## Aim of the exercise
Scan the entries below and tally the lines that include "Sesiones". Return nothing but the tally.

+++ Material supplied

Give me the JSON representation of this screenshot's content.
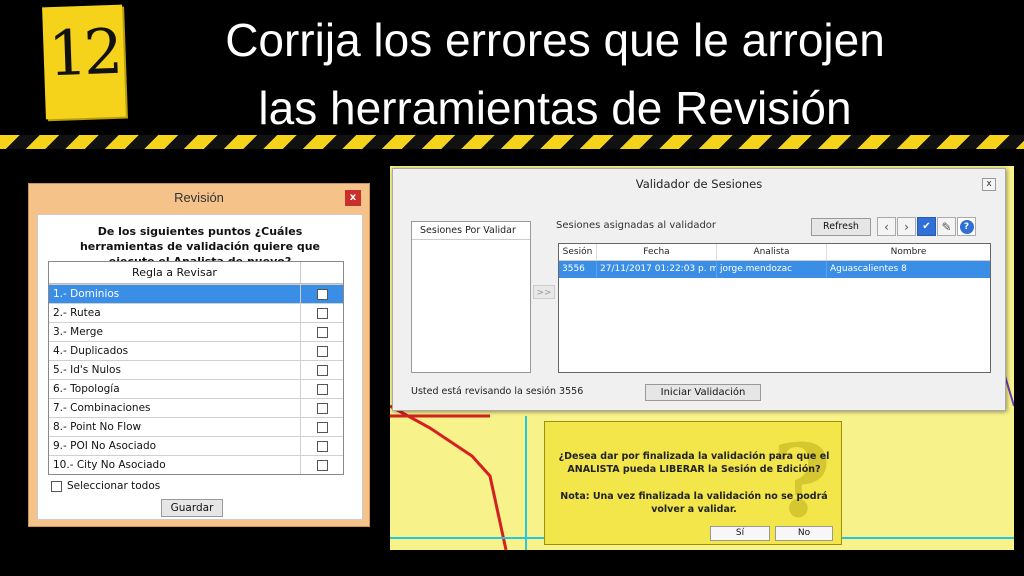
{
  "header": {
    "step_number": "12",
    "title_line1": "Corrija los errores que le arrojen",
    "title_line2": "las herramientas de Revisión"
  },
  "revision_window": {
    "title": "Revisión",
    "close_label": "x",
    "question": "De los siguientes puntos ¿Cuáles herramientas de validación quiere que ejecute el Analista de nuevo?",
    "column_header": "Regla a Revisar",
    "rules": [
      {
        "label": "1.- Dominios",
        "selected": true
      },
      {
        "label": "2.- Rutea"
      },
      {
        "label": "3.- Merge"
      },
      {
        "label": "4.- Duplicados"
      },
      {
        "label": "5.- Id's Nulos"
      },
      {
        "label": "6.- Topología"
      },
      {
        "label": "7.- Combinaciones"
      },
      {
        "label": "8.- Point No Flow"
      },
      {
        "label": "9.- POI No Asociado"
      },
      {
        "label": "10.- City No Asociado"
      }
    ],
    "select_all_label": "Seleccionar todos",
    "save_label": "Guardar"
  },
  "validator_window": {
    "title": "Validador de Sesiones",
    "close_label": "x",
    "pending_header": "Sesiones Por Validar",
    "move_button": ">>",
    "assigned_label": "Sesiones asignadas al validador",
    "refresh_label": "Refresh",
    "columns": [
      "Sesión",
      "Fecha",
      "Analista",
      "Nombre"
    ],
    "rows": [
      [
        "3556",
        "27/11/2017 01:22:03 p. m.",
        "jorge.mendozac",
        "Aguascalientes 8"
      ]
    ],
    "reviewing_text": "Usted está revisando la sesión 3556",
    "start_button": "Iniciar Validación",
    "tool_icons": [
      "arrow-left-icon",
      "arrow-right-icon",
      "check-icon",
      "edit-icon",
      "help-icon"
    ]
  },
  "confirm_dialog": {
    "question": "¿Desea dar por finalizada la validación para que el ANALISTA pueda LIBERAR la Sesión de Edición?",
    "note": "Nota: Una vez finalizada la validación no se podrá volver a validar.",
    "yes_label": "Sí",
    "no_label": "No"
  },
  "colors": {
    "badge_yellow": "#f5d31a",
    "selection_blue": "#3a8ee6",
    "map_yellow": "#f7f28a",
    "map_road_red": "#d42020",
    "map_line_cyan": "#22c7e0"
  }
}
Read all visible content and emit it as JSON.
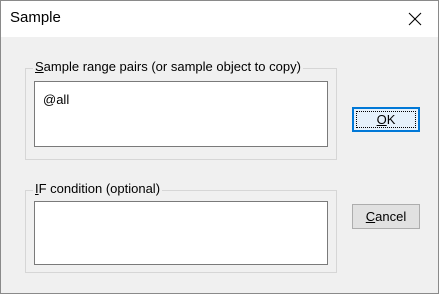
{
  "window": {
    "title": "Sample",
    "close_glyph": "close-icon"
  },
  "range_group": {
    "label_accel": "S",
    "label_rest": "ample range pairs (or sample object to copy)",
    "value": "@all"
  },
  "if_group": {
    "label_accel": "I",
    "label_rest": "F condition (optional)",
    "value": ""
  },
  "buttons": {
    "ok_accel": "O",
    "ok_rest": "K",
    "cancel_accel": "C",
    "cancel_rest": "ancel"
  },
  "colors": {
    "dialog_bg": "#f0f0f0",
    "focus_border": "#0078d7"
  }
}
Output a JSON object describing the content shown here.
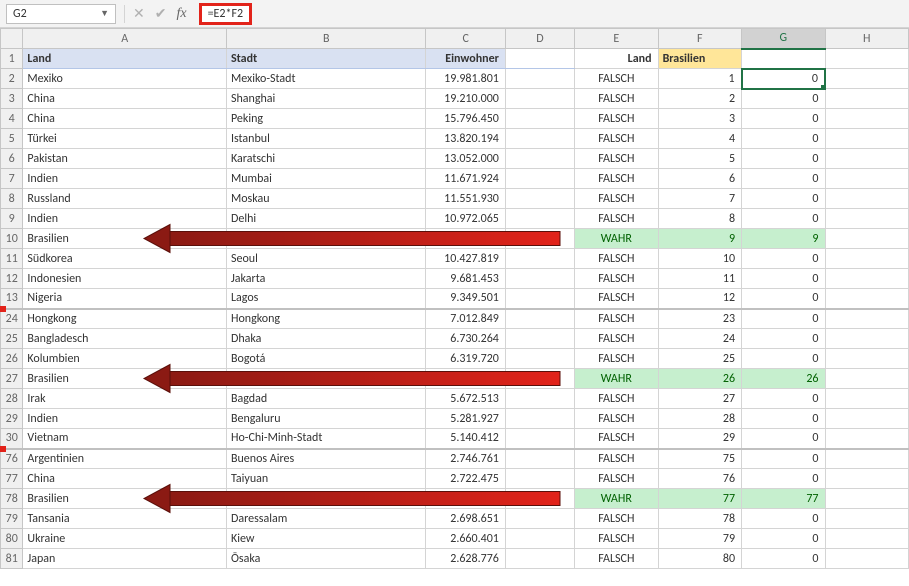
{
  "formula_bar": {
    "cell_ref": "G2",
    "formula": "=E2*F2"
  },
  "headers": {
    "land": "Land",
    "stadt": "Stadt",
    "einwohner": "Einwohner",
    "land_e": "Land",
    "bras": "Brasilien"
  },
  "cols": [
    "A",
    "B",
    "C",
    "D",
    "E",
    "F",
    "G",
    "H"
  ],
  "rows": [
    {
      "n": 2,
      "land": "Mexiko",
      "stadt": "Mexiko-Stadt",
      "ein": "19.981.801",
      "e": "FALSCH",
      "f": "1",
      "g": "0"
    },
    {
      "n": 3,
      "land": "China",
      "stadt": "Shanghai",
      "ein": "19.210.000",
      "e": "FALSCH",
      "f": "2",
      "g": "0"
    },
    {
      "n": 4,
      "land": "China",
      "stadt": "Peking",
      "ein": "15.796.450",
      "e": "FALSCH",
      "f": "3",
      "g": "0"
    },
    {
      "n": 5,
      "land": "Türkei",
      "stadt": "Istanbul",
      "ein": "13.820.194",
      "e": "FALSCH",
      "f": "4",
      "g": "0"
    },
    {
      "n": 6,
      "land": "Pakistan",
      "stadt": "Karatschi",
      "ein": "13.052.000",
      "e": "FALSCH",
      "f": "5",
      "g": "0"
    },
    {
      "n": 7,
      "land": "Indien",
      "stadt": "Mumbai",
      "ein": "11.671.924",
      "e": "FALSCH",
      "f": "6",
      "g": "0"
    },
    {
      "n": 8,
      "land": "Russland",
      "stadt": "Moskau",
      "ein": "11.551.930",
      "e": "FALSCH",
      "f": "7",
      "g": "0"
    },
    {
      "n": 9,
      "land": "Indien",
      "stadt": "Delhi",
      "ein": "10.972.065",
      "e": "FALSCH",
      "f": "8",
      "g": "0"
    },
    {
      "n": 10,
      "land": "Brasilien",
      "stadt": "",
      "ein": "",
      "e": "WAHR",
      "f": "9",
      "g": "9",
      "wahr": true,
      "arrow": true
    },
    {
      "n": 11,
      "land": "Südkorea",
      "stadt": "Seoul",
      "ein": "10.427.819",
      "e": "FALSCH",
      "f": "10",
      "g": "0"
    },
    {
      "n": 12,
      "land": "Indonesien",
      "stadt": "Jakarta",
      "ein": "9.681.453",
      "e": "FALSCH",
      "f": "11",
      "g": "0"
    },
    {
      "n": 13,
      "land": "Nigeria",
      "stadt": "Lagos",
      "ein": "9.349.501",
      "e": "FALSCH",
      "f": "12",
      "g": "0",
      "break": true,
      "redleft": true
    },
    {
      "n": 24,
      "land": "Hongkong",
      "stadt": "Hongkong",
      "ein": "7.012.849",
      "e": "FALSCH",
      "f": "23",
      "g": "0"
    },
    {
      "n": 25,
      "land": "Bangladesch",
      "stadt": "Dhaka",
      "ein": "6.730.264",
      "e": "FALSCH",
      "f": "24",
      "g": "0"
    },
    {
      "n": 26,
      "land": "Kolumbien",
      "stadt": "Bogotá",
      "ein": "6.319.720",
      "e": "FALSCH",
      "f": "25",
      "g": "0"
    },
    {
      "n": 27,
      "land": "Brasilien",
      "stadt": "",
      "ein": "",
      "e": "WAHR",
      "f": "26",
      "g": "26",
      "wahr": true,
      "arrow": true
    },
    {
      "n": 28,
      "land": "Irak",
      "stadt": "Bagdad",
      "ein": "5.672.513",
      "e": "FALSCH",
      "f": "27",
      "g": "0"
    },
    {
      "n": 29,
      "land": "Indien",
      "stadt": "Bengaluru",
      "ein": "5.281.927",
      "e": "FALSCH",
      "f": "28",
      "g": "0"
    },
    {
      "n": 30,
      "land": "Vietnam",
      "stadt": "Ho-Chi-Minh-Stadt",
      "ein": "5.140.412",
      "e": "FALSCH",
      "f": "29",
      "g": "0",
      "break": true,
      "redleft": true
    },
    {
      "n": 76,
      "land": "Argentinien",
      "stadt": "Buenos Aires",
      "ein": "2.746.761",
      "e": "FALSCH",
      "f": "75",
      "g": "0"
    },
    {
      "n": 77,
      "land": "China",
      "stadt": "Taiyuan",
      "ein": "2.722.475",
      "e": "FALSCH",
      "f": "76",
      "g": "0"
    },
    {
      "n": 78,
      "land": "Brasilien",
      "stadt": "",
      "ein": "",
      "e": "WAHR",
      "f": "77",
      "g": "77",
      "wahr": true,
      "arrow": true
    },
    {
      "n": 79,
      "land": "Tansania",
      "stadt": "Daressalam",
      "ein": "2.698.651",
      "e": "FALSCH",
      "f": "78",
      "g": "0"
    },
    {
      "n": 80,
      "land": "Ukraine",
      "stadt": "Kiew",
      "ein": "2.660.401",
      "e": "FALSCH",
      "f": "79",
      "g": "0"
    },
    {
      "n": 81,
      "land": "Japan",
      "stadt": "Ōsaka",
      "ein": "2.628.776",
      "e": "FALSCH",
      "f": "80",
      "g": "0"
    }
  ]
}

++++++

## Task result
3